Lazycoder doesn't think PDC is worth the cost
What do you really miss by not going to a PDC?
You miss a chance to learn about upcoming MS technology directly from the architects and developers who are building it, and you miss a chance to interact with 5000+ other professionals who share your passion for coding. Yes, we do go out of our way to make as much information as possible publicly available after the conference, but there’s no substitute for being in the room to participate in a panel discussion like this one. You won’t find any other conferences where you can ask a question about CLR internals and have it answered by Anders, Chris, Jim and the rest. Yeah, the panel transcript was blogged, but what wasn’t blogged was the 1:1 interactions with between the Microsoft engineers and the 40 attendees who crowded around the stage after the panel was done. Nor did anyone blog the conversations that took place among the thousands of attendees as they interacted during sessions, labs, meals, etc.

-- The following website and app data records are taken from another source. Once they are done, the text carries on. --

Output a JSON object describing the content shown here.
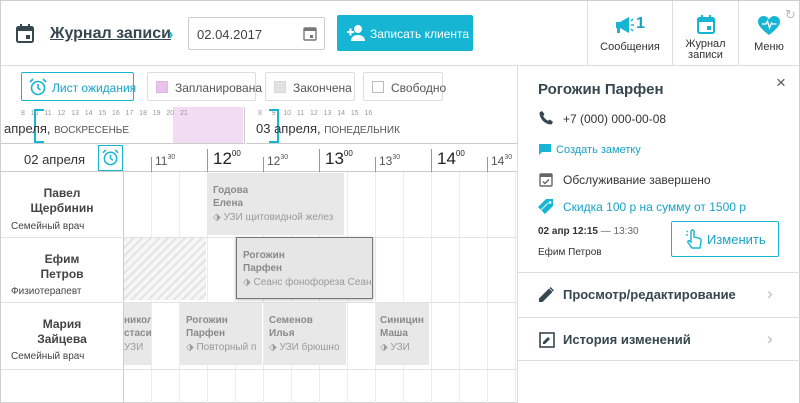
{
  "header": {
    "title": "Журнал записи",
    "date_value": "02.04.2017",
    "add_client_label": "Записать клиента",
    "messages_count": "1",
    "messages_label": "Сообщения",
    "journal_label_1": "Журнал",
    "journal_label_2": "записи",
    "menu_label": "Меню"
  },
  "legend": {
    "waiting_list": "Лист ожидания",
    "planned": "Запланирована",
    "finished": "Закончена",
    "free": "Свободно"
  },
  "day_strip": {
    "left_nums": "8   10   11   12   13   14   15   16   17   18   19   20   21",
    "left_day": "апреля,",
    "left_weekday": "ВОСКРЕСЕНЬЕ",
    "right_nums": "8     9    10   11   12   13   14   15   16",
    "right_day": "03 апреля,",
    "right_weekday": "ПОНЕДЕЛЬНИК"
  },
  "timeline": {
    "current_date": "02 апреля",
    "hours": [
      {
        "h": "11",
        "m": "30",
        "big": false
      },
      {
        "h": "12",
        "m": "00",
        "big": true
      },
      {
        "h": "12",
        "m": "30",
        "big": false
      },
      {
        "h": "13",
        "m": "00",
        "big": true
      },
      {
        "h": "13",
        "m": "30",
        "big": false
      },
      {
        "h": "14",
        "m": "00",
        "big": true
      },
      {
        "h": "14",
        "m": "30",
        "big": false
      }
    ]
  },
  "doctors": [
    {
      "first": "Павел",
      "last": "Щербинин",
      "role": "Семейный врач"
    },
    {
      "first": "Ефим",
      "last": "Петров",
      "role": "Физиотерапевт"
    },
    {
      "first": "Мария",
      "last": "Зайцева",
      "role": "Семейный врач"
    }
  ],
  "appointments": [
    {
      "n1": "Годова",
      "n2": "Елена",
      "svc": "УЗИ щитовидной желез"
    },
    {
      "n1": "Рогожин",
      "n2": "Парфен",
      "svc": "Сеанс фонофореза Сеан"
    },
    {
      "n1": "никол",
      "n2": "стаси",
      "svc": "УЗИ"
    },
    {
      "n1": "Рогожин",
      "n2": "Парфен",
      "svc": "Повторный п"
    },
    {
      "n1": "Семенов",
      "n2": "Илья",
      "svc": "УЗИ брюшно"
    },
    {
      "n1": "Синицин",
      "n2": "Маша",
      "svc": "УЗИ"
    }
  ],
  "panel": {
    "client_name": "Рогожин Парфен",
    "phone": "+7 (000) 000-00-08",
    "create_note": "Создать заметку",
    "status": "Обслуживание завершено",
    "discount": "Скидка 100 р на сумму от 1500 р",
    "appt_date": "02 апр",
    "appt_start": "12:15",
    "appt_end": "— 13:30",
    "appt_doctor": "Ефим Петров",
    "edit_label": "Изменить",
    "view_edit_label": "Просмотр/редактирование",
    "history_label": "История изменений",
    "close": "×"
  },
  "colors": {
    "accent": "#16b5d4",
    "planned": "#e8c4ec",
    "finished": "#e3e3e3",
    "text": "#37474f"
  }
}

If you don’t think you’re the type of person who’d take advantage of being surrounded by thousands of the sharpest Windows developers on the planet, then you are right, PDC is probably not the best use of your time. Just like if you’re the type of student who learns everything you need by reading the textbook, paying for university is probably not the best use of your money ;)
Notice how the people at blogs.msdn.com will hype Tech Ed and PDC but you hardly hear a word about non-MS sponsored events, like VS Live, over there. I don’t think that’s a coincidence. I think it’s disingenuous.

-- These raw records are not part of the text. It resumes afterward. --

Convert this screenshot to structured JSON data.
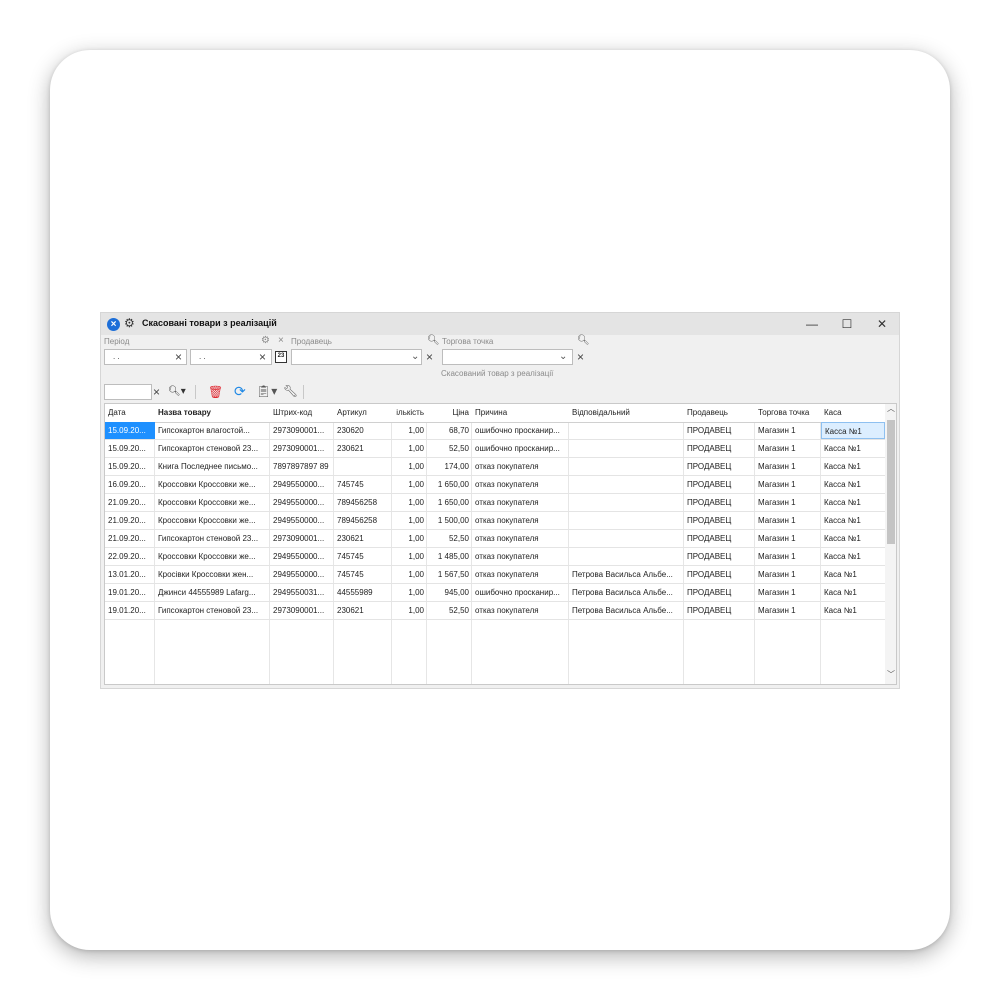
{
  "window": {
    "title": "Скасовані товари з реалізацій",
    "controls": {
      "minimize": "—",
      "maximize": "☐",
      "close": "✕"
    }
  },
  "filters": {
    "period_label": "Період",
    "date_from": ". .",
    "date_to": ". .",
    "seller_label": "Продавець",
    "store_label": "Торгова точка",
    "calendar_text": "23",
    "hint": "Скасований товар з реалізації"
  },
  "grid": {
    "columns": [
      "Дата",
      "Назва товару",
      "Штрих-код",
      "Артикул",
      "ількість",
      "Ціна",
      "Причина",
      "Відповідальний",
      "Продавець",
      "Торгова точка",
      "Каса"
    ],
    "rows": [
      [
        "15.09.20...",
        "Гипсокартон влагостой...",
        "2973090001...",
        "230620",
        "1,00",
        "68,70",
        "ошибочно просканир...",
        "",
        "ПРОДАВЕЦ",
        "Магазин 1",
        "Касса №1"
      ],
      [
        "15.09.20...",
        "Гипсокартон стеновой 23...",
        "2973090001...",
        "230621",
        "1,00",
        "52,50",
        "ошибочно просканир...",
        "",
        "ПРОДАВЕЦ",
        "Магазин 1",
        "Касса №1"
      ],
      [
        "15.09.20...",
        "Книга Последнее письмо...",
        "7897897897 89",
        "",
        "1,00",
        "174,00",
        "отказ покупателя",
        "",
        "ПРОДАВЕЦ",
        "Магазин 1",
        "Касса №1"
      ],
      [
        "16.09.20...",
        "Кроссовки Кроссовки же...",
        "2949550000...",
        "745745",
        "1,00",
        "1 650,00",
        "отказ покупателя",
        "",
        "ПРОДАВЕЦ",
        "Магазин 1",
        "Касса №1"
      ],
      [
        "21.09.20...",
        "Кроссовки Кроссовки же...",
        "2949550000...",
        "789456258",
        "1,00",
        "1 650,00",
        "отказ покупателя",
        "",
        "ПРОДАВЕЦ",
        "Магазин 1",
        "Касса №1"
      ],
      [
        "21.09.20...",
        "Кроссовки Кроссовки же...",
        "2949550000...",
        "789456258",
        "1,00",
        "1 500,00",
        "отказ покупателя",
        "",
        "ПРОДАВЕЦ",
        "Магазин 1",
        "Касса №1"
      ],
      [
        "21.09.20...",
        "Гипсокартон стеновой 23...",
        "2973090001...",
        "230621",
        "1,00",
        "52,50",
        "отказ покупателя",
        "",
        "ПРОДАВЕЦ",
        "Магазин 1",
        "Касса №1"
      ],
      [
        "22.09.20...",
        "Кроссовки Кроссовки же...",
        "2949550000...",
        "745745",
        "1,00",
        "1 485,00",
        "отказ покупателя",
        "",
        "ПРОДАВЕЦ",
        "Магазин 1",
        "Касса №1"
      ],
      [
        "13.01.20...",
        "Кросівки Кроссовки жен...",
        "2949550000...",
        "745745",
        "1,00",
        "1 567,50",
        "отказ покупателя",
        "Петрова Васильса Альбе...",
        "ПРОДАВЕЦ",
        "Магазин 1",
        "Каса №1"
      ],
      [
        "19.01.20...",
        "Джинси 44555989 Lafarg...",
        "2949550031...",
        "44555989",
        "1,00",
        "945,00",
        "ошибочно просканир...",
        "Петрова Васильса Альбе...",
        "ПРОДАВЕЦ",
        "Магазин 1",
        "Каса №1"
      ],
      [
        "19.01.20...",
        "Гипсокартон стеновой 23...",
        "2973090001...",
        "230621",
        "1,00",
        "52,50",
        "отказ покупателя",
        "Петрова Васильса Альбе...",
        "ПРОДАВЕЦ",
        "Магазин 1",
        "Каса №1"
      ]
    ]
  },
  "icons": {
    "title": "close-circle-icon",
    "settings": "gear-icon",
    "search": "search-icon",
    "delete": "trash-icon",
    "refresh": "refresh-icon",
    "export": "clipboard-icon",
    "tools": "wrench-icon"
  }
}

Lazycoder's blog tagline is "I don’t know, therefore I Google." But I guess he doesn't Google too often, because when I ask Google to search blogs.msdn.com for references to conferences like BorCon and VSLive, I see plenty of results. Not as many as for Microsoft sponsored events, but that’s only natural. People blog about what they’re working on. A high percentage of Microsoft people are involved in PDC and TechEd, so it’s natural blogging material. A much smaller percentage attend other conferences, so you get lower traffic.